More than 40 MPs have left Sri Lankan President Gotabaya Rajapaksa’s coalition government.
MPs from parties aligned with Mr Rajapaksa’s Sri Lanka Podujana Peramuna (SLPP) led coalition said they would now independently represent themselves.
The move comes as the South Asian nation is grappling with power cuts and shortages because of an economic and foreign exchange crisis.
This has led to mass protests demanding Mr Rajapaksa’s resignation.
It is unclear what the implications of the MPs’ actions are at this point. They have distanced themselves from the government, but have not extended support to the opposition.
It could, however, call into question the prime minister’s authority over the parliament.
Mr Rajapaksa’s cabinet has already resigned, but both the president and his brother, Prime Minister Mahinda Rajapaksa, have so far refused to step down.
Instead, the president called on opposition parties to help him form a national government and accept cabinet portfolios. They have all refused and have reiterated demands for him to resign.
“What the people want is for this president and the entire government to step down,” said Sajith Premadasa, leader of the Samagi Jana Balawegaya, Sri Lanka’s main opposition alliance.
On Tuesday, a freshly appointed finance minister also announced he was quitting the job, less than 24 hours after accepting the post. Ali Sabry, a close ally of President Rajapaksa, said he would give up his parliament seat for someone outside politics who might be “suitable to handle the situation”.
Meanwhile, anti-government protests continued on Tuesday in major cities across the country.
“People can’t afford their daily rice, their dhal, their basic necessities. People can’t get on buses to come to work, to go to school,” one protester told reporters.
“How much worse can it get? There’s no petrol, there’s no diesel, kids can’t sit their exams because there’s no paper,” said another.
In the past days, demonstrations calling for the resignation of the president have picked up momentum.
The demonstrations mark a massive turnaround in popularity for Mr Rajapaksa, who swept into power with a majority win in 2019, promising stability and a “strong hand” to rule the country.
Sri Lanka is now struggling to pay for imports of fuel and other goods because of a shortage of foreign exchange, which has exacerbated its worst economic crisis since independence from the UK in 1948. The country needs foreign currency to pay for imports of fuel.

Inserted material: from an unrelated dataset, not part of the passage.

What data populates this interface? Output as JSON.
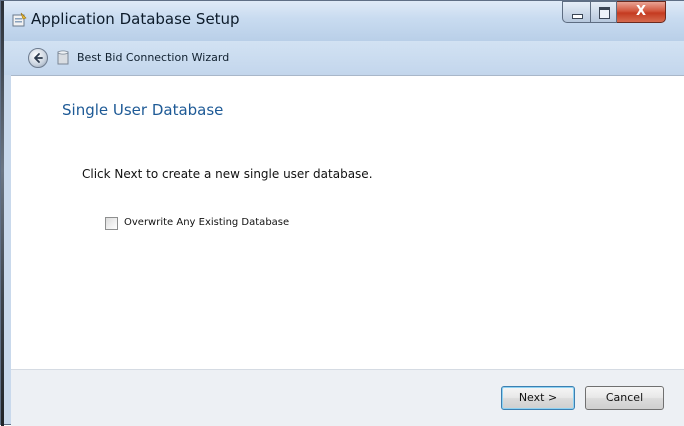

“There are endless shortages of essentials, including fuel and cooking gas. Hospitals are on the verge of closing because there are no medicines,” Maithripala Sirisena, Sri Lanka’s former president and leader of the Sri Lanka Freedom Party that withdrew its support for Mr Rajapaksa’s coalition, told parliament. “At such a time, our party is on the side of the people.”